would be there and not understand, needs translating. That they should go 
home to prepare the holyday meal - that means the men! because the use of 
"hen srichin" - is not female, but rabbincal male languge. Also, Higger 
has a different text that has "hem Srichim"

up the Tosphos on which this comment is based (it is Megilla 31a, d'h
"b'mincha korin") and pointed out to him that actually it doesn't say (as 
she seemed to assume) that the reading of the arayos [forbidden relationships]
was instituted because the women were in shul to hear it, but because the
women adorned themselves in honour of the day and therefore they (masculine)
were warned concerning arayos.  Still, if Tosphos assumed that the women
were all at home with the children, then nobody would have seen them,
adorned or not (and somehow adornment seems somewhat unlikely if one is
running around after small children while fasting), so I think a reading
that the women were in fact all in shul in Tosphos's time seems pretty

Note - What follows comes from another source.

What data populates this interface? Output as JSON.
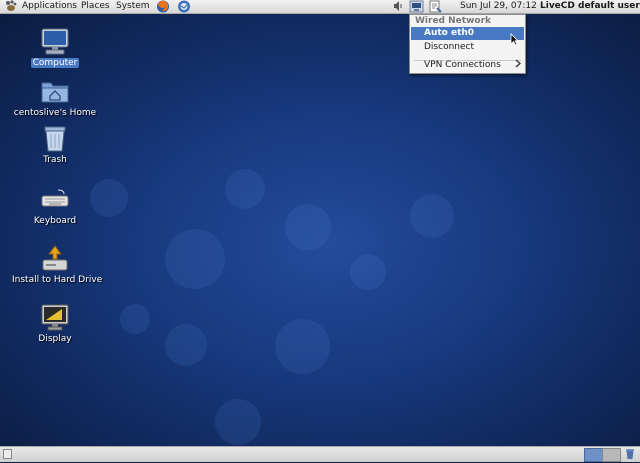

I understand Tosafot as explaining why Hazal instituted this reading. 
Because in Temple time, the climax of YK was the service in the Temple, 
leaving outsiders with plenty of time to make shidduchim, as in the last 
Mishna in Taanit. The Torah reading was also a warning not to mate with 
relatives. In the post-Temple times, YK prayers were shorter than today, 
so that men would see women outside.

I just stated the situation here were I live. This year we had some 20 
womem, most of them with older children or married ones.

Shophar for women on RH - we have it 20 minutes after Mussaf. Others have 
it in the afternoon


End of Volume 59 Issue 38